As I said before, we need to move Los Alamos forward, not backwards. Stop building as though peak oil is a myth. Its not--its an urgency. The last century was powered on the backs of several hundred million years worth of dead bugs compressed and heated into oil deposits. The future, depending less on fossil fuel and more on ingenuity, may not be as easy. Building a highway to worship past auto-dependence is short sighted and for the home of a national laboratory, downright silly. But even labbies are human--with human limitations. But I wonder if a reconstructed multilane road through town will be be our last expensive gesture to the age of cheap and abundant gasoline. Why not put up a few Easter Island Moai along the curbs while we are at it? With the short-term thinking I see in the Monitor editorial page lately, the fate of the Easter Islanders may be our own**.
** Arnold J. Toynbee in A Study of History (1934–1961) also studied the collapse of civilizations. Diamond agrees with Toynbee that "civilizations die from suicide, not by murder" when they fail to meet the challenges of their times.
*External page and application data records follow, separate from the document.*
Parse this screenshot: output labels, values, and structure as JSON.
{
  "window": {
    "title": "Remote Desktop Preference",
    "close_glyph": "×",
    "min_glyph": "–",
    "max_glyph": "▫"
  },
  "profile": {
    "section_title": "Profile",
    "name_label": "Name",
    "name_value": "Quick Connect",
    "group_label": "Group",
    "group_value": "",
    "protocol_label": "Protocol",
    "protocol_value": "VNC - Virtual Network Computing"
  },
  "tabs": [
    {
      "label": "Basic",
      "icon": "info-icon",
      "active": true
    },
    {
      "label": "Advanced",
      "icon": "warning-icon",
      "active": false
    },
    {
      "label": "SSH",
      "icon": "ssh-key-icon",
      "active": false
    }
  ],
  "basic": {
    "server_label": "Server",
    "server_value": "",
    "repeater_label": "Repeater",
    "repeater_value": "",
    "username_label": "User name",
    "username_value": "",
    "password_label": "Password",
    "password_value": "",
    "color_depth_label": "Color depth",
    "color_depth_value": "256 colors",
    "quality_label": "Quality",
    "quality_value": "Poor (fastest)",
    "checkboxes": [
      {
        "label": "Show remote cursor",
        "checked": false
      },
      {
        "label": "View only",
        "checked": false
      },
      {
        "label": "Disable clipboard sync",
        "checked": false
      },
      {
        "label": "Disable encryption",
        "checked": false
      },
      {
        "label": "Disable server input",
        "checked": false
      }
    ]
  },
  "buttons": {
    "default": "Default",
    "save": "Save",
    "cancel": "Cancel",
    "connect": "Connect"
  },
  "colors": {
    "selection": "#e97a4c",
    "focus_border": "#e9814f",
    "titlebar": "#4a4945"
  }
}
However, where Toynbee argues that the root cause of collapse is the decay of a society's "creative minority" into "a position of inherited privilege which it has ceased to merit", Diamond ascribes more weight to conscious minimization of environmental factors.